The one millionth electronic referral or request for specialist advice in the South Island was processed on 16 March.
It’s a far cry from the days of handwritten notes and faxes between health care providers, and a huge step towards delivering a faster, smoother health journey for all South Island residents.
Development of the South Island Electronic Request Management System (ERMS) began in Canterbury in 2009 and, through a true collaborative effort, the millionth referral was processed by a medical centre in Southern DHB on 16 March.
The South Island Alliance, a collaboration of the five South Island DHBs, implemented ERMS across the entire South Island, effectively enabling referrals across DHB boundaries anywhere in the South Island.
Using ERMS, general practice teams make a referral or request for specialist advice via an electronic form, which is submitted directly to a secure referrals database. From there, requests are delivered automatically to any one of over 700 community and hospital services, public and private.
GPs and other referrers can select the most appropriate and convenient specialist and will be able to track their referrals, which provides certainty, clarity and transparency across the system for over a million South Island residents.
South Island Alliance General Manager, Jan Barber says, “By pooling our resources and working together, we’ve been able to achieve things that would have been impossible had we worked alone. Collaborating in this way has its challenges, but it means we can work to each other’s strengths, avoid duplication and ultimately improve the way we deliver services across our large and diverse South Island population.
“ERMS is one of several initiatives we are working on at a regional level that aim to provide people with equal access to the right care when they need it. We all need health care at some point in our lives and for me, it means peace of mind.”

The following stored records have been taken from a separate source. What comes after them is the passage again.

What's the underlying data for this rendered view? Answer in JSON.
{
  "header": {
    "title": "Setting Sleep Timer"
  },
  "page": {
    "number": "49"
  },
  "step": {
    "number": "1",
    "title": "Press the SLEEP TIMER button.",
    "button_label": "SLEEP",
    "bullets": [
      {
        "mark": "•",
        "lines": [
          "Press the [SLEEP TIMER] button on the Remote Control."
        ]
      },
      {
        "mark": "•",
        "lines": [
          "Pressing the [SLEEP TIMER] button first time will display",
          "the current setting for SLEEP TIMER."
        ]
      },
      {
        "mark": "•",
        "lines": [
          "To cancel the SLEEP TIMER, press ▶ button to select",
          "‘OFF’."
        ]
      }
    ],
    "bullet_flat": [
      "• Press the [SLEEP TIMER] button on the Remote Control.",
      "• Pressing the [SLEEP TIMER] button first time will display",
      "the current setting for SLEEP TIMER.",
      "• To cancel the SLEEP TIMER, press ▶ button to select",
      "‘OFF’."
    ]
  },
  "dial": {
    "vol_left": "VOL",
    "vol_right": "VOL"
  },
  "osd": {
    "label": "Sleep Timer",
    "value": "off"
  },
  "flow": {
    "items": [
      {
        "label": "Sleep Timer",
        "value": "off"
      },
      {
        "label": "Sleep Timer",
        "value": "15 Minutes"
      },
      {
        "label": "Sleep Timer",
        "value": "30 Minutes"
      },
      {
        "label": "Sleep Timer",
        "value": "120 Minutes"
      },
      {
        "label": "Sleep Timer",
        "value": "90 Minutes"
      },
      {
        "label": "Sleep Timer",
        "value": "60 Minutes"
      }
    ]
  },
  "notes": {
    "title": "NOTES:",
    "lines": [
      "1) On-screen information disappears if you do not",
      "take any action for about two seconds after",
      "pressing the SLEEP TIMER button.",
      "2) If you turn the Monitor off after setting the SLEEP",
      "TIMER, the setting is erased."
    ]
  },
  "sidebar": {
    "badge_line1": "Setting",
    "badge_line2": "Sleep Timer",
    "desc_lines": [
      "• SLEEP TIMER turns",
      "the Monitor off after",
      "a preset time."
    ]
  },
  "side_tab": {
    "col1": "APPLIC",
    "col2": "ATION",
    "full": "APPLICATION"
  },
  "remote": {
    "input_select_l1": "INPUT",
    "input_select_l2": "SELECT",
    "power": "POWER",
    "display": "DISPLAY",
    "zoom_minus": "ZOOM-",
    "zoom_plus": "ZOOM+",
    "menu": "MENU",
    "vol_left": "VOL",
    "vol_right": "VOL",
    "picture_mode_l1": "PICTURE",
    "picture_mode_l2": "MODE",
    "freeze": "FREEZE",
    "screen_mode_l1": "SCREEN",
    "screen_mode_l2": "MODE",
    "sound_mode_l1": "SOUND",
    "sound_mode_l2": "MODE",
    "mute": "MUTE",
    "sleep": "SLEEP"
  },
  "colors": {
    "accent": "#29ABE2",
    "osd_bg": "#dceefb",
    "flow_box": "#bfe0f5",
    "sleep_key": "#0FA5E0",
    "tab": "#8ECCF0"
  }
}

ERMS provides health care providers across the South Island health system with an unprecedented level of connectedness. It also supports general practice and other community-based providers in their role as the central point for all patient care needs and strengthens their ability to provide care closer to home and help people stay well in their communities for longer.